Andrew Simmons in Nairobi takes a look at the US-Africa trade relationship, and Patty Culhane speaks with US Secretary of Commerce Penny Pritzker who has been charged with improving enterpreneurship in Africa.
Russia, Ukraine and the impact of sanctions
It has been a year since the European Union and the US expanded economic sanctions on Russia. Moscow is accused of backing separatists fighting Ukraine’s government forces.
People in the eastern province who cheered a rebel drive a year ago to break away from Ukraine are now suffering from the restrictions the Ukrainian government has imposed.
Emma Hayward reports from Moscow, where ordinary Russians are bearing the brunt of sanctions, and Charles Stratford brings a report from Donetsk on the issues behind increasing economic hardship in the region.
Malaysia’s 1MDB scandal
Recently The Wall Street Journal reported that nearly $700m from sovereign wealth fund 1Malaysia Development (1MDB) was deposited into the Prime Minister Najab Razak’s personal bank account.
For his part, the Prime Minister denies any wrongdoing.
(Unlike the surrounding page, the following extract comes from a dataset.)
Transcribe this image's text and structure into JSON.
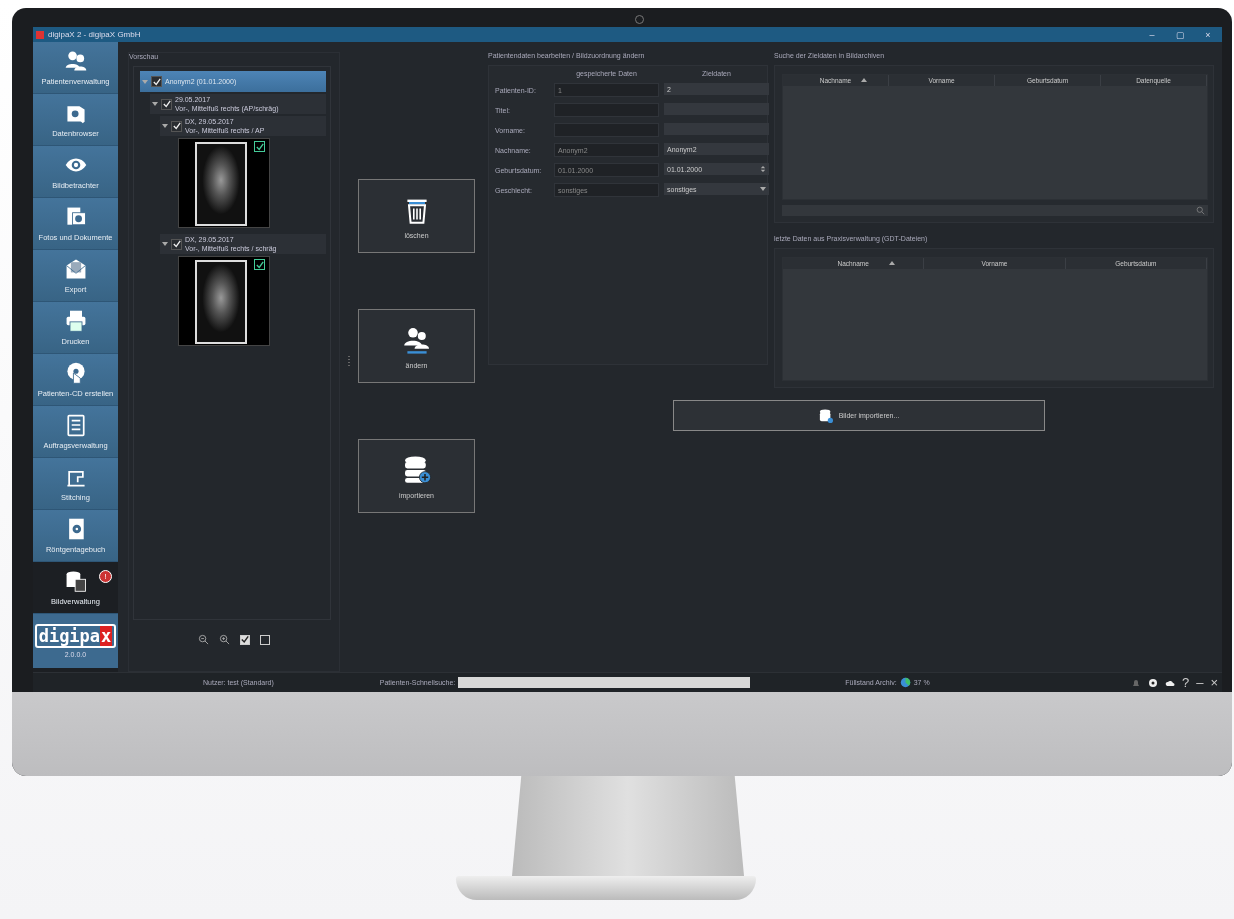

But 1MDB already has its own problems. It is currently sinking under a debt load of $11.6bn, and because of that the credit ratings agency Fitch has threatened to slash the debt rating for the whole of Malaysia, not just the fund.
Kamahl Santamaria spoke to Wan Saiful Wan Jan, the chief executive of the Institute for Democracy and Economic Affairs about the scandal and why there are calls for Prime Minister Najab Razak to resign over it.
Afghanistan’s first solar-powered car
An engineer in Afghanistan is harnessing the power of the sun for a different mode of transport.
He has built the country’s first solar-powered car and he has done it in his own backyard. To finance the project he sold his own car, and when that money ran out he looked for donations.
Jennifer Glasse reports from Afghanistan.